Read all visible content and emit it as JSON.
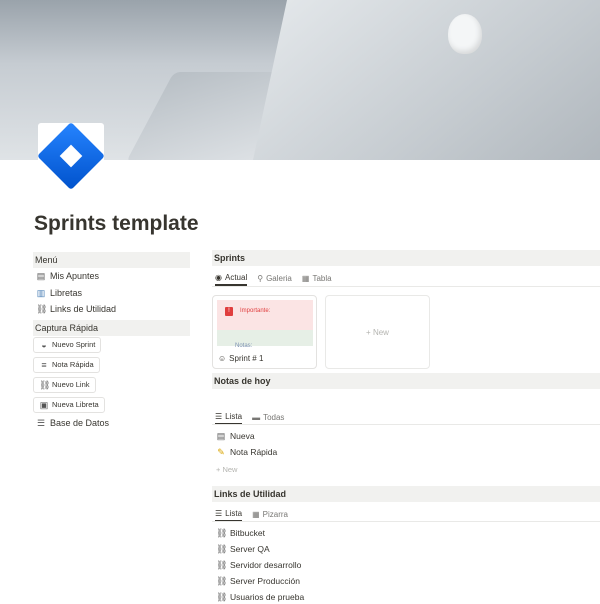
{
  "page": {
    "title": "Sprints template"
  },
  "sidebar": {
    "menu_title": "Menú",
    "menu_items": [
      {
        "label": "Mis Apuntes",
        "icon": "notepad-icon"
      },
      {
        "label": "Libretas",
        "icon": "book-icon"
      },
      {
        "label": "Links de Utilidad",
        "icon": "link-icon"
      }
    ],
    "quick_title": "Captura Rápida",
    "quick_buttons": [
      {
        "label": "Nuevo Sprint",
        "icon": "stack-icon"
      },
      {
        "label": "Nota Rápida",
        "icon": "quick-note-icon"
      },
      {
        "label": "Nuevo Link",
        "icon": "link-icon"
      },
      {
        "label": "Nueva Libreta",
        "icon": "notebook-icon"
      }
    ],
    "database_label": "Base de Datos"
  },
  "sprints": {
    "title": "Sprints",
    "tabs": [
      "Actual",
      "Galeria",
      "Tabla"
    ],
    "card": {
      "name": "Sprint # 1",
      "important_label": "Importante:",
      "notes_label": "Notas:"
    },
    "new_label": "+ New"
  },
  "notas": {
    "title": "Notas de hoy",
    "tabs": [
      "Lista",
      "Todas"
    ],
    "items": [
      "Nueva",
      "Nota Rápida"
    ],
    "new_label": "+ New"
  },
  "links": {
    "title": "Links de Utilidad",
    "tabs": [
      "Lista",
      "Pizarra"
    ],
    "items": [
      "Bitbucket",
      "Server QA",
      "Servidor desarrollo",
      "Server Producción",
      "Usuarios de prueba"
    ]
  }
}
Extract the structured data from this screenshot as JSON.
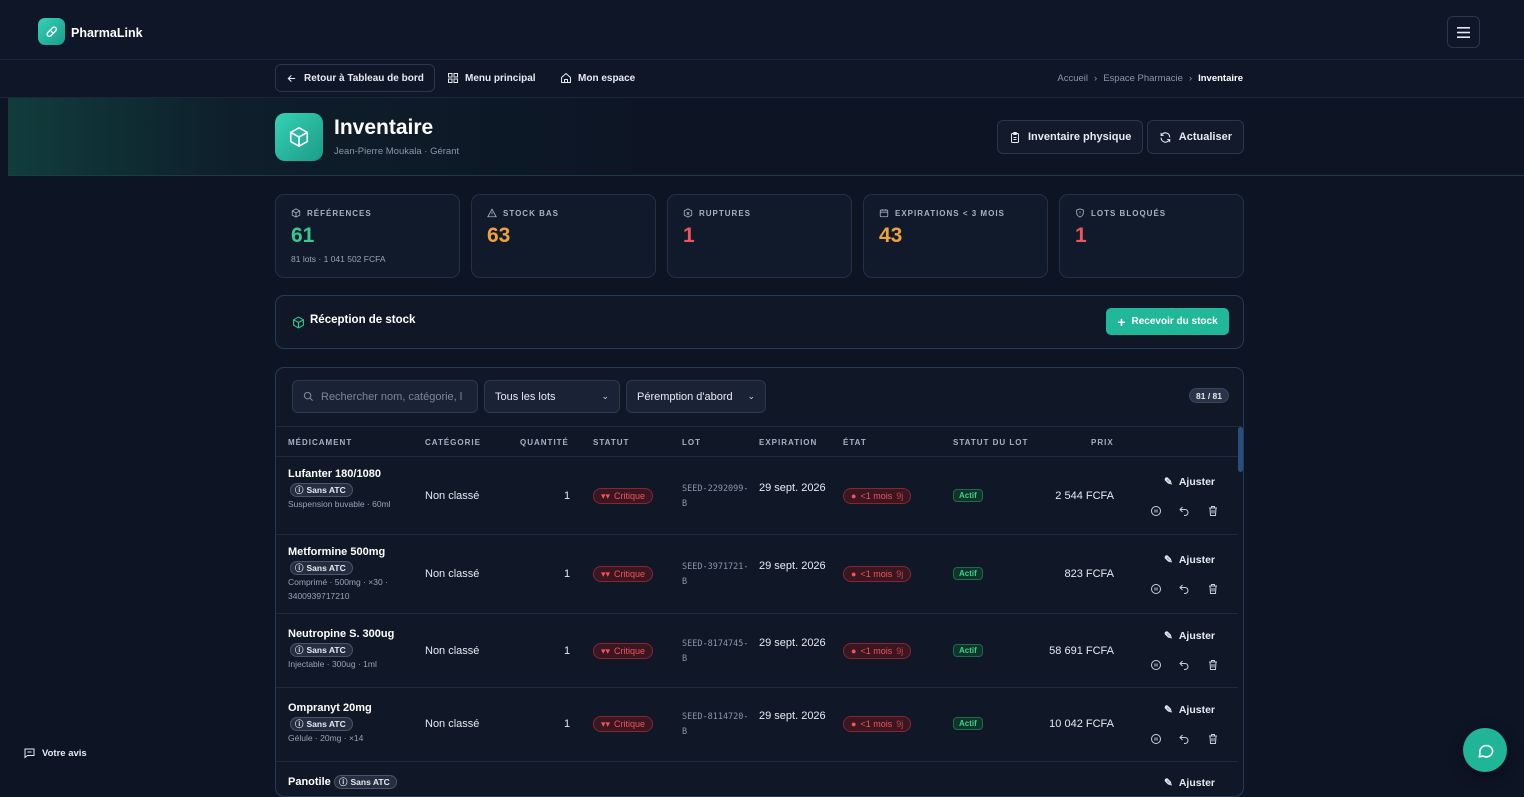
{
  "app": {
    "name": "PharmaLink"
  },
  "nav": {
    "back_label": "Retour à Tableau de bord",
    "menu_label": "Menu principal",
    "space_label": "Mon espace",
    "breadcrumb": [
      "Accueil",
      "Espace Pharmacie",
      "Inventaire"
    ]
  },
  "header": {
    "title": "Inventaire",
    "subtitle": "Jean-Pierre Moukala · Gérant",
    "physical_btn": "Inventaire physique",
    "refresh_btn": "Actualiser"
  },
  "stats": [
    {
      "label": "RÉFÉRENCES",
      "value": "61",
      "sub": "81 lots · 1 041 502 FCFA",
      "color": "#34c98f",
      "icon": "box-icon"
    },
    {
      "label": "STOCK BAS",
      "value": "63",
      "sub": "",
      "color": "#f0a23a",
      "icon": "warning-icon"
    },
    {
      "label": "RUPTURES",
      "value": "1",
      "sub": "",
      "color": "#f2545b",
      "icon": "package-x-icon"
    },
    {
      "label": "EXPIRATIONS < 3 MOIS",
      "value": "43",
      "sub": "",
      "color": "#f0a23a",
      "icon": "calendar-icon"
    },
    {
      "label": "LOTS BLOQUÉS",
      "value": "1",
      "sub": "",
      "color": "#f2545b",
      "icon": "shield-icon"
    }
  ],
  "reception": {
    "title": "Réception de stock",
    "button": "Recevoir du stock"
  },
  "filters": {
    "search_placeholder": "Rechercher nom, catégorie, l",
    "lots_select": "Tous les lots",
    "sort_select": "Péremption d'abord",
    "count": "81 / 81"
  },
  "table": {
    "columns": [
      "MÉDICAMENT",
      "CATÉGORIE",
      "QUANTITÉ",
      "STATUT",
      "LOT",
      "EXPIRATION",
      "ÉTAT",
      "STATUT DU LOT",
      "PRIX"
    ],
    "rows": [
      {
        "name": "Lufanter 180/1080",
        "atc": "Sans ATC",
        "desc": "Suspension buvable · 60ml",
        "category": "Non classé",
        "qty": "1",
        "status": "Critique",
        "lot": "SEED-2292099-B",
        "expiry": "29 sept. 2026",
        "etat": "<1 mois",
        "etat_days": "9j",
        "lot_status": "Actif",
        "price": "2 544 FCFA",
        "adjust": "Ajuster"
      },
      {
        "name": "Metformine 500mg",
        "atc": "Sans ATC",
        "desc": "Comprimé · 500mg · ×30 · 3400939717210",
        "category": "Non classé",
        "qty": "1",
        "status": "Critique",
        "lot": "SEED-3971721-B",
        "expiry": "29 sept. 2026",
        "etat": "<1 mois",
        "etat_days": "9j",
        "lot_status": "Actif",
        "price": "823 FCFA",
        "adjust": "Ajuster"
      },
      {
        "name": "Neutropine S. 300ug",
        "atc": "Sans ATC",
        "desc": "Injectable · 300ug · 1ml",
        "category": "Non classé",
        "qty": "1",
        "status": "Critique",
        "lot": "SEED-8174745-B",
        "expiry": "29 sept. 2026",
        "etat": "<1 mois",
        "etat_days": "9j",
        "lot_status": "Actif",
        "price": "58 691 FCFA",
        "adjust": "Ajuster"
      },
      {
        "name": "Ompranyt 20mg",
        "atc": "Sans ATC",
        "desc": "Gélule · 20mg · ×14",
        "category": "Non classé",
        "qty": "1",
        "status": "Critique",
        "lot": "SEED-8114720-B",
        "expiry": "29 sept. 2026",
        "etat": "<1 mois",
        "etat_days": "9j",
        "lot_status": "Actif",
        "price": "10 042 FCFA",
        "adjust": "Ajuster"
      },
      {
        "name": "Panotile",
        "atc": "Sans ATC",
        "adjust": "Ajuster"
      }
    ]
  },
  "feedback": {
    "label": "Votre avis"
  }
}
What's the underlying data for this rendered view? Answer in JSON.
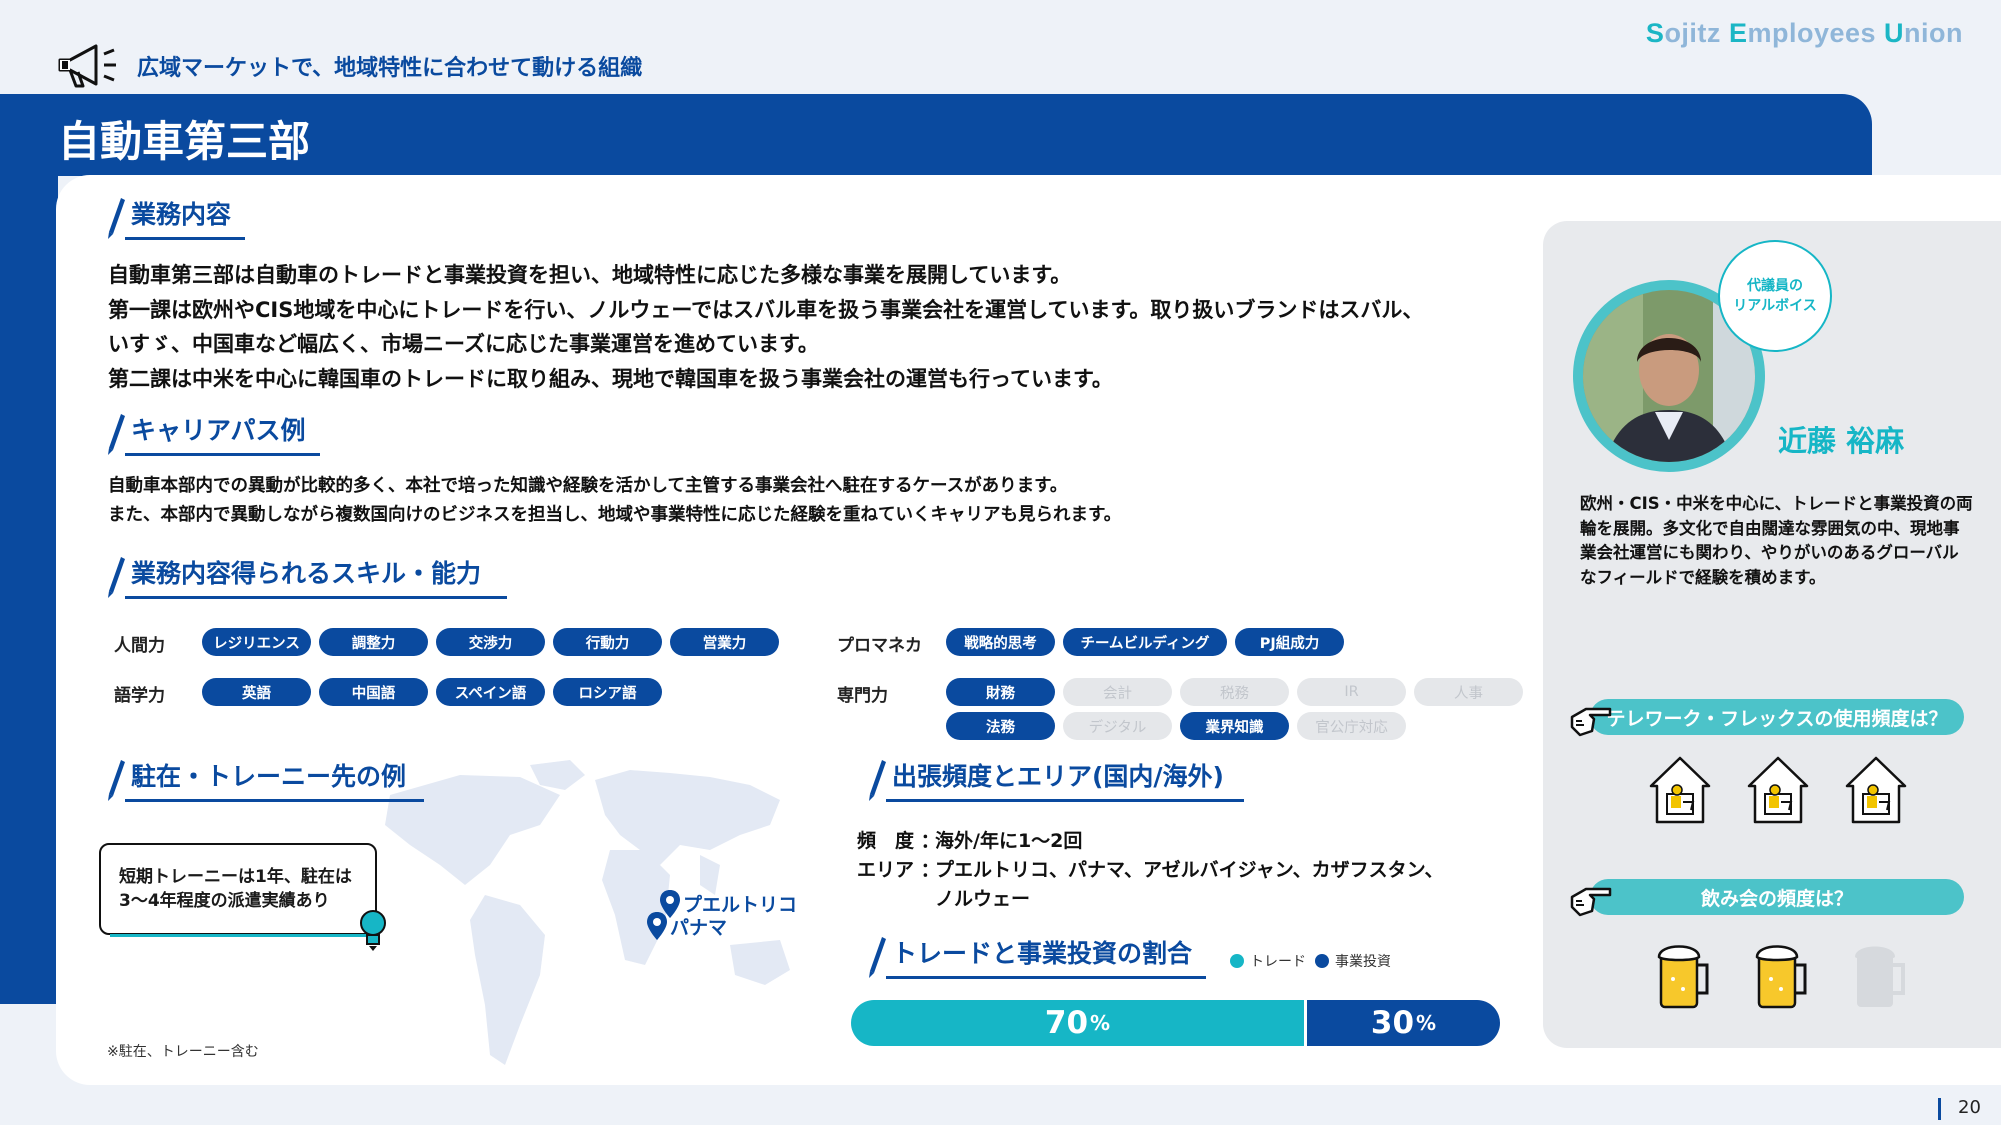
{
  "header": {
    "brand_parts": [
      "S",
      "ojitz ",
      "E",
      "mployees ",
      "U",
      "nion"
    ],
    "tagline": "広域マーケットで、地域特性に合わせて動ける組織",
    "department": "自動車第三部",
    "page_number": "20"
  },
  "business": {
    "title": "業務内容",
    "lines": [
      "自動車第三部は自動車のトレードと事業投資を担い、地域特性に応じた多様な事業を展開しています。",
      "第一課は欧州やCIS地域を中心にトレードを行い、ノルウェーではスバル車を扱う事業会社を運営しています。取り扱いブランドはスバル、",
      "いすゞ、中国車など幅広く、市場ニーズに応じた事業運営を進めています。",
      "第二課は中米を中心に韓国車のトレードに取り組み、現地で韓国車を扱う事業会社の運営も行っています。"
    ]
  },
  "career": {
    "title": "キャリアパス例",
    "lines": [
      "自動車本部内での異動が比較的多く、本社で培った知識や経験を活かして主管する事業会社へ駐在するケースがあります。",
      "また、本部内で異動しながら複数国向けのビジネスを担当し、地域や事業特性に応じた経験を重ねていくキャリアも見られます。"
    ]
  },
  "skills": {
    "title": "業務内容得られるスキル・能力",
    "human": {
      "label": "人間力",
      "items": [
        "レジリエンス",
        "調整力",
        "交渉力",
        "行動力",
        "営業力"
      ]
    },
    "language": {
      "label": "語学力",
      "items": [
        "英語",
        "中国語",
        "スペイン語",
        "ロシア語"
      ]
    },
    "promanager": {
      "label": "プロマネカ",
      "items": [
        "戦略的思考",
        "チームビルディング",
        "PJ組成力"
      ]
    },
    "expertise": {
      "label": "専門力",
      "row1": [
        {
          "t": "財務",
          "on": true
        },
        {
          "t": "会計",
          "on": false
        },
        {
          "t": "税務",
          "on": false
        },
        {
          "t": "IR",
          "on": false
        },
        {
          "t": "人事",
          "on": false
        }
      ],
      "row2": [
        {
          "t": "法務",
          "on": true
        },
        {
          "t": "デジタル",
          "on": false
        },
        {
          "t": "業界知識",
          "on": true
        },
        {
          "t": "官公庁対応",
          "on": false
        }
      ]
    }
  },
  "assignment": {
    "title": "駐在・トレーニー先の例",
    "callout_lines": [
      "短期トレーニーは1年、駐在は",
      "3～4年程度の派遣実績あり"
    ],
    "pins": [
      "プエルトリコ",
      "パナマ"
    ],
    "note": "※駐在、トレーニー含む"
  },
  "travel": {
    "title": "出張頻度とエリア(国内/海外)",
    "freq_label": "頻　度 ：",
    "freq_value": "海外/年に1～2回",
    "area_label": "エリア ：",
    "area_value_1": "プエルトリコ、パナマ、アゼルバイジャン、カザフスタン、",
    "area_value_2": "ノルウェー"
  },
  "ratio": {
    "title": "トレードと事業投資の割合",
    "legend_trade": "トレード",
    "legend_invest": "事業投資",
    "trade_value": "70",
    "invest_value": "30",
    "unit": "%",
    "colors": {
      "trade": "#16b6c6",
      "invest": "#0a4a9f"
    }
  },
  "representative": {
    "bubble_lines": [
      "代議員の",
      "リアルボイス"
    ],
    "name": "近藤 裕麻",
    "text": "欧州・CIS・中米を中心に、トレードと事業投資の両輪を展開。多文化で自由闊達な雰囲気の中、現地事業会社運営にも関わり、やりがいのあるグローバルなフィールドで経験を積めます。",
    "q1": "テレワーク・フレックスの使用頻度は？",
    "q1_level": 3,
    "q2": "飲み会の頻度は？",
    "q2_level": 2
  }
}
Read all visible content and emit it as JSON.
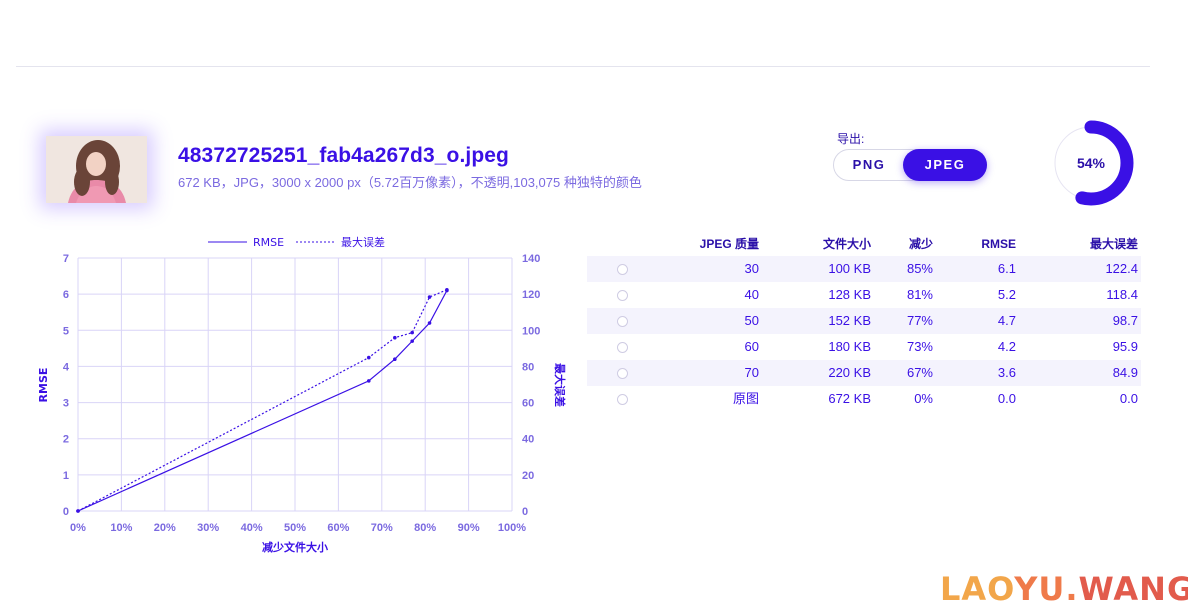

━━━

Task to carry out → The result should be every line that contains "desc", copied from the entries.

Answer for this exercise →
        "desc": "Suspension buvable · 60ml",
        "desc": "Comprimé · 500mg · ×30 · 3400939717210",
        "desc": "Injectable · 300ug · 1ml",
        "desc": "Gélule · 20mg · ×14",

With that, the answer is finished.